It is eerie not knowing what is exactly behind, in front, or next to you. Nonetheless, we swim forward, following a distinctive rock path that will lead us to the highlight of this dive site - The Geodome.
The Geodome is a huge structure made up of PVC pipes, it is anchored to the seafloor at about 80 feet (depending on the tide). It serves as an artificial reef, hosting a variety of fish, wolf eels, anemones, nudibranchs and octopuses. It is perfect for exploring, you never know what you will find! A few feet from the dome is a pile of PVC pipes. These pipes have created a home for a juvenile wolf eel. We swim over to say hello, he is a local, and we enjoy him a lot. I snapped some photos of him, he loves to pose.
After saying goodbye to our eel friend, we swam down to 90 ft in search of the toilet. Yes, someone really did put a toilet in the dive site. Lots of animals enjoy the safety of the toilet, but today it was empty.
Spring season also means nudibranch season. I look down right in front of me and I can easily count 10 nudibranchs. I tried to count how many I saw on this dive, I lost track, but there are thousands.
We do our lap around The Geodome and explore a little bit more before following the rock paths back to where we entered the water. My face is so cold and so are my hands. I try to focus on taking photos, but I can't stop thinking about how my body is starting to shiver. We do our safety stop observing a few nudibranchs, they keep us company. Once finished with our safety stop, we continue our swim. At around 10 ft we decided to surface.

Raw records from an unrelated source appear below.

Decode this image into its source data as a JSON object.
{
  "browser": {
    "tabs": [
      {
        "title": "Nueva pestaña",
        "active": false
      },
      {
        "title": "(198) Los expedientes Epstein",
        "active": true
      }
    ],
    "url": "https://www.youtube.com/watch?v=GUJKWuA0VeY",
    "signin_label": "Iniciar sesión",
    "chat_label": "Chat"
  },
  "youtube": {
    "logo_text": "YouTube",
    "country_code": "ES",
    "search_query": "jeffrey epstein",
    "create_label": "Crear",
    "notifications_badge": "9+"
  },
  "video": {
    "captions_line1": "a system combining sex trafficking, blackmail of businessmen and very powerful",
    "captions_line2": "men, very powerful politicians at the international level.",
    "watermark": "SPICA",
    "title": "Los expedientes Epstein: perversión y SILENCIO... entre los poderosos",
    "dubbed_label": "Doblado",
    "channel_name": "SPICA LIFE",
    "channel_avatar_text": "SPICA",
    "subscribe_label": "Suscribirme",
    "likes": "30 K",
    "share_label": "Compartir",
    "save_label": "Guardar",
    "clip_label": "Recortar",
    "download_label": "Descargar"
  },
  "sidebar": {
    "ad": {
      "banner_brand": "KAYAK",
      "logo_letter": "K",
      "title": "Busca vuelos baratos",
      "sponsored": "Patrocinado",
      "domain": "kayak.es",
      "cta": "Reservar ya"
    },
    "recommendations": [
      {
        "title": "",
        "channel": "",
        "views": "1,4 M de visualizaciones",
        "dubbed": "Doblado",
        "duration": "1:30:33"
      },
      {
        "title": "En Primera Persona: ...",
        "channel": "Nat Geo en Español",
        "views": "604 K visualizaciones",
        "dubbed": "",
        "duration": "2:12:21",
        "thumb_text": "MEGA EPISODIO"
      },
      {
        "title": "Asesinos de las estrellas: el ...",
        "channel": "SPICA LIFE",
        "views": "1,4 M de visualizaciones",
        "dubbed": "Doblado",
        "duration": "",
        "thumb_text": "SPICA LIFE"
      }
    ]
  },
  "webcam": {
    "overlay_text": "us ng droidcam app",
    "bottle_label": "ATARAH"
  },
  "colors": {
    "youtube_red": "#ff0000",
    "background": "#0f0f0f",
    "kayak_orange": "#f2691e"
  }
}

I always have a moment of reflection when I’m surfacing. I think about how the dive went and all the beautiful creatures I had the pleasure of meeting.
Now I’m on the surface, BCD full, right next to my dad. He comes out of the water already smiling. We head to shore. Once I reach a place I can stand, I take my fins off. We come out of the water. The weight of the gear once again starts to weigh me down. We get to the car, removing our gear as we discuss how the dive went.
“Ready for the next one?” my dad asks.
Once again we get ready but with our second set of tanks this time.
Here we go again, back into a world that isn’t ours, where we are the aliens.
Written by Bella Zandoná